10. A pair of members having interfitting threads comprising a bolt provided with a thread of uniform pitch and diameter with non-parallel sides, a nut disposed in threaded engagement with the bolt, said nut being pro vided with internal threads of complementary shape and having the same uniform pitch as the threads on the bolt, the roots of the threads in the nut lying on a surface of predetermined curvature to provide longitudinal clearances between the threads of the bolt and nut of increasing Width from the center of the nut in each direction, thereby to effect an equal distribution of stresses over all the threads when the members are subjected to a predetermined load.
In testimony whereof, I have hereunto sub scribed my name this 13th, day of January,
GEORGE M. EATON.
|Citing Patent||Filing date||Publication date||Applicant||Title|
|US3079181 *||May 14, 1959||Feb 26, 1963||Shell Oil Co||Box-and-pin-type threaded joint having different pitches and pitch diameters|
|US3205756 *||Dec 31, 1962||Sep 14, 1965||Standard Pressed Steel Co||Thread system|
|US4346920 *||Apr 28, 1980||Aug 31, 1982||Smith International, Inc.||Threaded connection using variable lead threads|
|US4373754 *||Jun 4, 1981||Feb 15, 1983||Hydril Company||Threaded connector|
|US4787654 *||Jun 30, 1987||Nov 29, 1988||Press Technology Corporation||Flange connection with improved seal and bolt-nut design|
|US6155613 *||Aug 1, 1995||Dec 5, 2000||Mannesmann Aktiengesellschaft||Pipe joint|
|US20090057316 *||Aug 31, 2007||Mar 5, 2009||Schweinberg Fred M||Coil nut|

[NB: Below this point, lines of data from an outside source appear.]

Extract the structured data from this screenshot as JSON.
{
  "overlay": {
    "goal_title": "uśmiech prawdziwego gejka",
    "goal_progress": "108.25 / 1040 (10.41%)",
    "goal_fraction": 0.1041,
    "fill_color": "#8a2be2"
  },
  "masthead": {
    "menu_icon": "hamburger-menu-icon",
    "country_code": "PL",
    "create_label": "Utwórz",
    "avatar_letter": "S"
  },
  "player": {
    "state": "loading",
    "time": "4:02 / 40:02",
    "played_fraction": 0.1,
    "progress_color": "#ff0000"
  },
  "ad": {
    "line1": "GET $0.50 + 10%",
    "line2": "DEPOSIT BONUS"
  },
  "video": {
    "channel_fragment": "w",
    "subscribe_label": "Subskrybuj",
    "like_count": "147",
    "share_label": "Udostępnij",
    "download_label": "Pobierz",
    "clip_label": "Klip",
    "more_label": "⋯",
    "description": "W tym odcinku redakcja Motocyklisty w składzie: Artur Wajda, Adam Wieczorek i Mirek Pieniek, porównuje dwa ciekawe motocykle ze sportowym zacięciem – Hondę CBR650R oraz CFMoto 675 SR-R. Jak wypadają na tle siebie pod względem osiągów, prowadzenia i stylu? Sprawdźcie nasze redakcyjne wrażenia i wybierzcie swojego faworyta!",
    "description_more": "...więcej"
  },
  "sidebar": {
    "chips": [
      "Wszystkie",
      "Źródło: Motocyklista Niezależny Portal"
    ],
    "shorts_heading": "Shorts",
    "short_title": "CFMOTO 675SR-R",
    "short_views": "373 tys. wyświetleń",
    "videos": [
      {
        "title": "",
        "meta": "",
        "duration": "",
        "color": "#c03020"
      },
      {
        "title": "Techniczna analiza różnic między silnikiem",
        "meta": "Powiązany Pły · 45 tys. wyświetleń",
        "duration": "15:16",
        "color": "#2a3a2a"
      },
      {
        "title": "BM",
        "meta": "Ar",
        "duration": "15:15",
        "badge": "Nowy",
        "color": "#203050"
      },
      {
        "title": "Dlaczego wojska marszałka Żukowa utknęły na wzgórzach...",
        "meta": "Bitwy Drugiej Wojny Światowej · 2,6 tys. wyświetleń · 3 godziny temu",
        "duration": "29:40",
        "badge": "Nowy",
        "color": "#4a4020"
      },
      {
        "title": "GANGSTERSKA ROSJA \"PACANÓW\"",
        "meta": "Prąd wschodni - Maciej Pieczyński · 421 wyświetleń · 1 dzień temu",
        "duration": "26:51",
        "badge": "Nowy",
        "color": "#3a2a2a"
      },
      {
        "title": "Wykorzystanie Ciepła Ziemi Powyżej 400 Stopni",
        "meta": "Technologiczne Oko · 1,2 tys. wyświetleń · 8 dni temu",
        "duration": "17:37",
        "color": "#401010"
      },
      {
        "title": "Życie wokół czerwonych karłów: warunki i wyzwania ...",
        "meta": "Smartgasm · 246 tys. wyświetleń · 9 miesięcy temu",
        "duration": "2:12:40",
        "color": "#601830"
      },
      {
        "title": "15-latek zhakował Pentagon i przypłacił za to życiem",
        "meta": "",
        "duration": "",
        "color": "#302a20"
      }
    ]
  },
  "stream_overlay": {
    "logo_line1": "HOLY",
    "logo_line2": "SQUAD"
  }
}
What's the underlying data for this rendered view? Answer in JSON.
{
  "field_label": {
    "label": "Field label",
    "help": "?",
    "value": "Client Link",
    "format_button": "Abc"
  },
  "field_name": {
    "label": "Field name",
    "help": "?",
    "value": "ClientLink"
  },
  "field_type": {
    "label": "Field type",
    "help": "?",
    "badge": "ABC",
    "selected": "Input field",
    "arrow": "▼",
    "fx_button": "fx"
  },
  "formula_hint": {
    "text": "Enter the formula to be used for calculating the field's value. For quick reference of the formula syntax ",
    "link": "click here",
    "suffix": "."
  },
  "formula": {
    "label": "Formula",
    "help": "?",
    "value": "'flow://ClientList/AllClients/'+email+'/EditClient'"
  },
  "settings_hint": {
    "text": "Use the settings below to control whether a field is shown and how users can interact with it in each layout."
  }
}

|U.S. Classification||411/436, 285/390, 411/938, 470/80, 411/917, 82/11.1|
|Cooperative Classification||Y10S411/938, F16B33/02, Y10S411/917|